THE RECORDS Block Start
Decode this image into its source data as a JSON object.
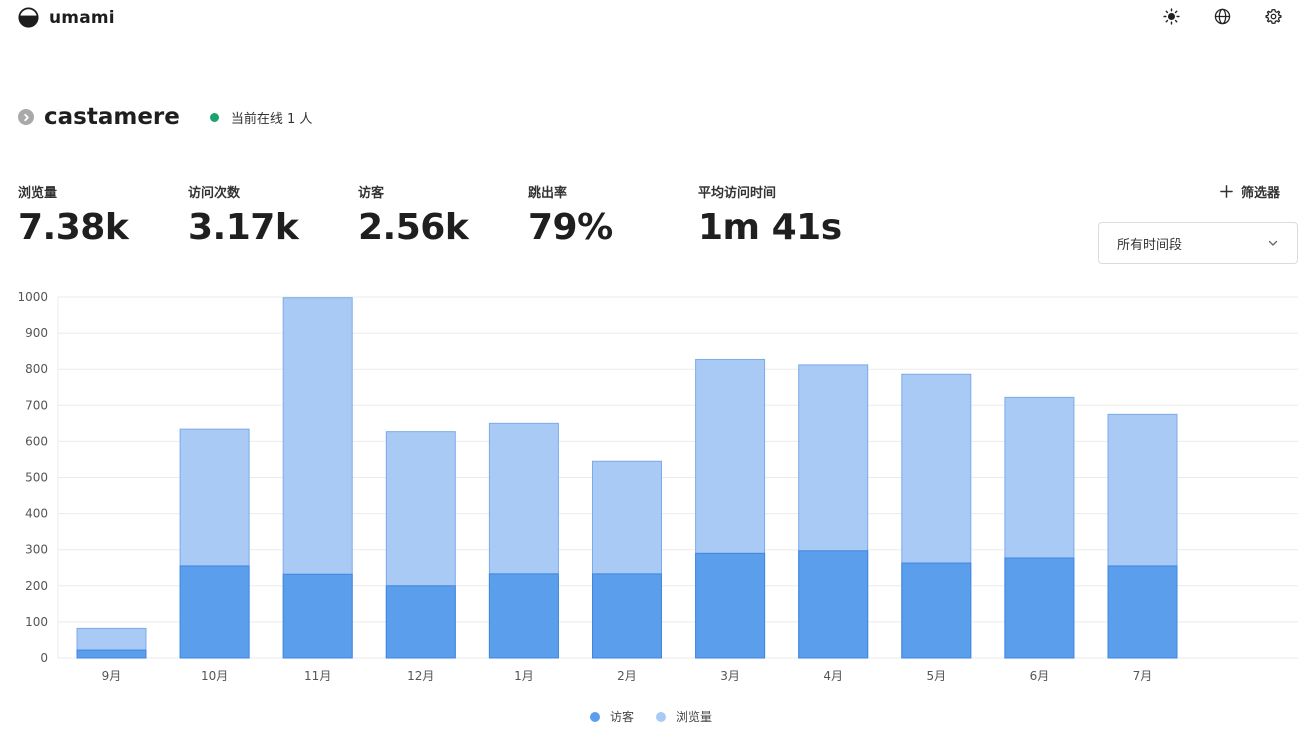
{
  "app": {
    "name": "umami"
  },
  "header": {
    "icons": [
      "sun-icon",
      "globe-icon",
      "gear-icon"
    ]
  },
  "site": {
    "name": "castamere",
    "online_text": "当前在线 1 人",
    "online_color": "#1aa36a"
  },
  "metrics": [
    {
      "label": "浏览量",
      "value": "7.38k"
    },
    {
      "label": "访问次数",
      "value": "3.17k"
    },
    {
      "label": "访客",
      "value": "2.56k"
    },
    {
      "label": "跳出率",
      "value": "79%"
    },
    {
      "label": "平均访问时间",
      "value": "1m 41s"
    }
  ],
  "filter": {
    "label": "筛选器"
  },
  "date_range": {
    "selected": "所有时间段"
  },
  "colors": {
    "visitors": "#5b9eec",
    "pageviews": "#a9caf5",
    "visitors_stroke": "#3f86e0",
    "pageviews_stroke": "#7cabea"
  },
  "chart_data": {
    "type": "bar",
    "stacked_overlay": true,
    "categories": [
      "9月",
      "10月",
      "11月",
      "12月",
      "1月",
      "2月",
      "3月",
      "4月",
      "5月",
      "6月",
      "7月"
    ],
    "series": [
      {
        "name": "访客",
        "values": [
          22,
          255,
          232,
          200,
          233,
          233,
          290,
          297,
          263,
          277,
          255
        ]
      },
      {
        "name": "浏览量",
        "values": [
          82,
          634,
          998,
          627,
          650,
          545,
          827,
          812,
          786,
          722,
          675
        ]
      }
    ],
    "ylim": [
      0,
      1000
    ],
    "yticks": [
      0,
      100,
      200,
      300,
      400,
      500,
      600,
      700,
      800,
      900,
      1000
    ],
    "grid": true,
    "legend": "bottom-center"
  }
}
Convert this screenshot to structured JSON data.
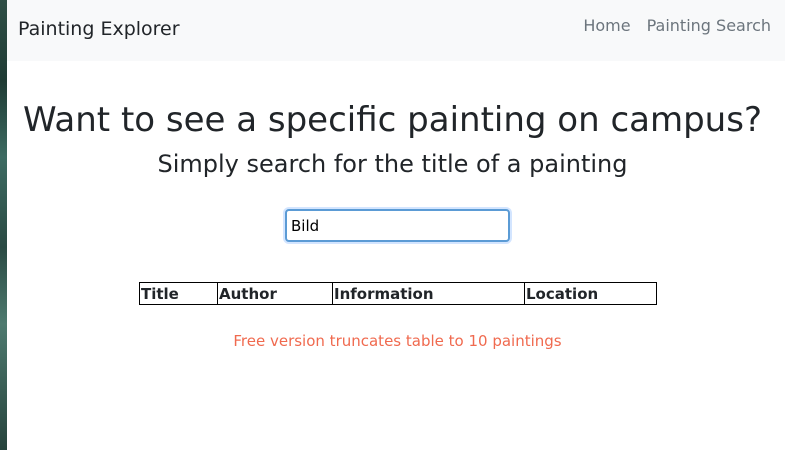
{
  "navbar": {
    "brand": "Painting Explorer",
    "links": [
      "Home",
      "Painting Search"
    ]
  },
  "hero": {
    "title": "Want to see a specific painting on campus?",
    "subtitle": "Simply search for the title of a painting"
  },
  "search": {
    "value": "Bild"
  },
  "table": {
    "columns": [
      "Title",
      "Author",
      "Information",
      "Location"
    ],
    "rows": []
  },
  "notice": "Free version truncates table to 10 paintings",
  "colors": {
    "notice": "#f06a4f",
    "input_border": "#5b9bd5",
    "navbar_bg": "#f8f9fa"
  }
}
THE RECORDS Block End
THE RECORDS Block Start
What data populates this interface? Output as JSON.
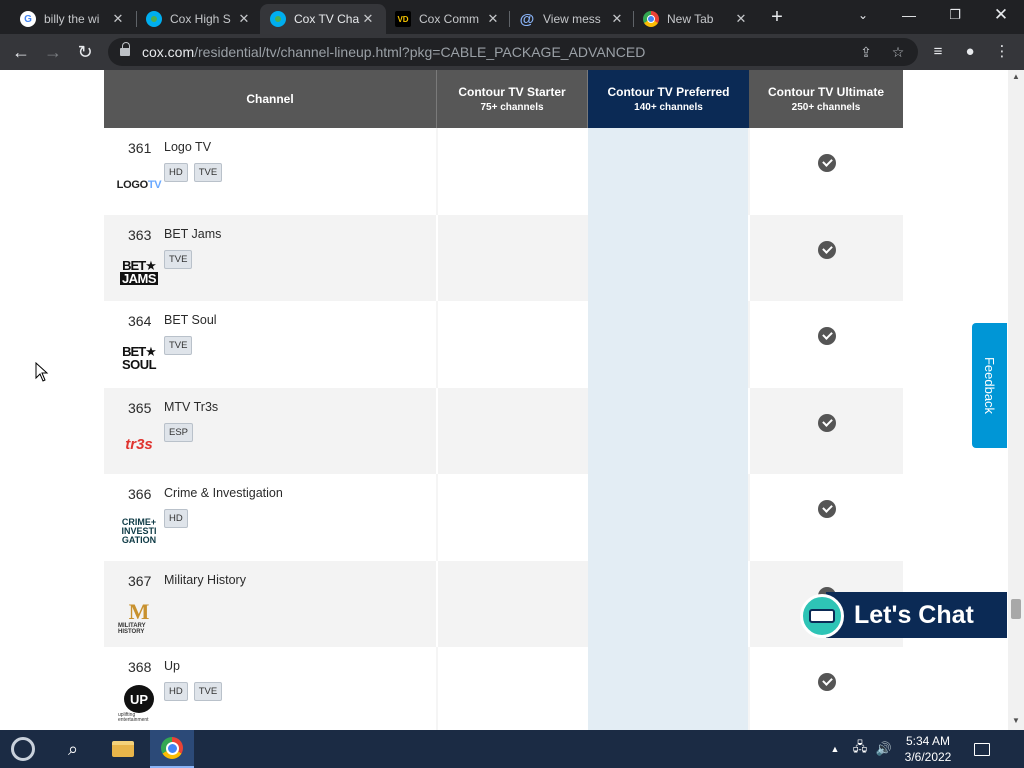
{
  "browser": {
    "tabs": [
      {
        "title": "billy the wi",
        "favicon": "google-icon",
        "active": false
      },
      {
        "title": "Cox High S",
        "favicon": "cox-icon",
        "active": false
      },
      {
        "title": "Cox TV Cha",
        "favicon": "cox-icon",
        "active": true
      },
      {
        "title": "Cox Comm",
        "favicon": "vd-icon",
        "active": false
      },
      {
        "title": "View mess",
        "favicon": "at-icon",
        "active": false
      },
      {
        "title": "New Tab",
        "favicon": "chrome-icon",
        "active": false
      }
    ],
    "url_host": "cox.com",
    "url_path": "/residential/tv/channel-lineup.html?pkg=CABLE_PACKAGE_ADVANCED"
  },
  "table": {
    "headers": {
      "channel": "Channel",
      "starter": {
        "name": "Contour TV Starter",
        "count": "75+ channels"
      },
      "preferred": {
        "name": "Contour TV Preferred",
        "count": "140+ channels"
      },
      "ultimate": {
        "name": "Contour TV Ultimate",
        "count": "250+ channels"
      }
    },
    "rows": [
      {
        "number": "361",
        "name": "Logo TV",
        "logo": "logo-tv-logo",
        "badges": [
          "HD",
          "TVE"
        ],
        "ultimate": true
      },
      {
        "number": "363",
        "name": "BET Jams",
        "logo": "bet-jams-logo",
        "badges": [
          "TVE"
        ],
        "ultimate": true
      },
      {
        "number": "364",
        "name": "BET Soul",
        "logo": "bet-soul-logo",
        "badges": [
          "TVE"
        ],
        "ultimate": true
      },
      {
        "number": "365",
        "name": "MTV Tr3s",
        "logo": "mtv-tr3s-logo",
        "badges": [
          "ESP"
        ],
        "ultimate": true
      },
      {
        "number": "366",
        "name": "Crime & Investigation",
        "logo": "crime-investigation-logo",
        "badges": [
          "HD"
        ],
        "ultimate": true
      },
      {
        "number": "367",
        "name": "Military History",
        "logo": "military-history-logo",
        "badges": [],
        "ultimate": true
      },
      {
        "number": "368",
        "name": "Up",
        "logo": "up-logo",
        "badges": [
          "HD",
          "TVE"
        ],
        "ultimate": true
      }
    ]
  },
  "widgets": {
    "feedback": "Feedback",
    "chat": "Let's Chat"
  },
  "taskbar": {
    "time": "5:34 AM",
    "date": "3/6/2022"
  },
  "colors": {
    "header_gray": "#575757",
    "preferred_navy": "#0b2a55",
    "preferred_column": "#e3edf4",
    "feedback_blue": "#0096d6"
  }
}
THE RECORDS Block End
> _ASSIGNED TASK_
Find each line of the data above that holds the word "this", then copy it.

> _YOUR SOLUTION_
Decode this image into its source data as a JSON object.
Convert this screenshot to structured JSON data.
What data populates this interface? Output as JSON.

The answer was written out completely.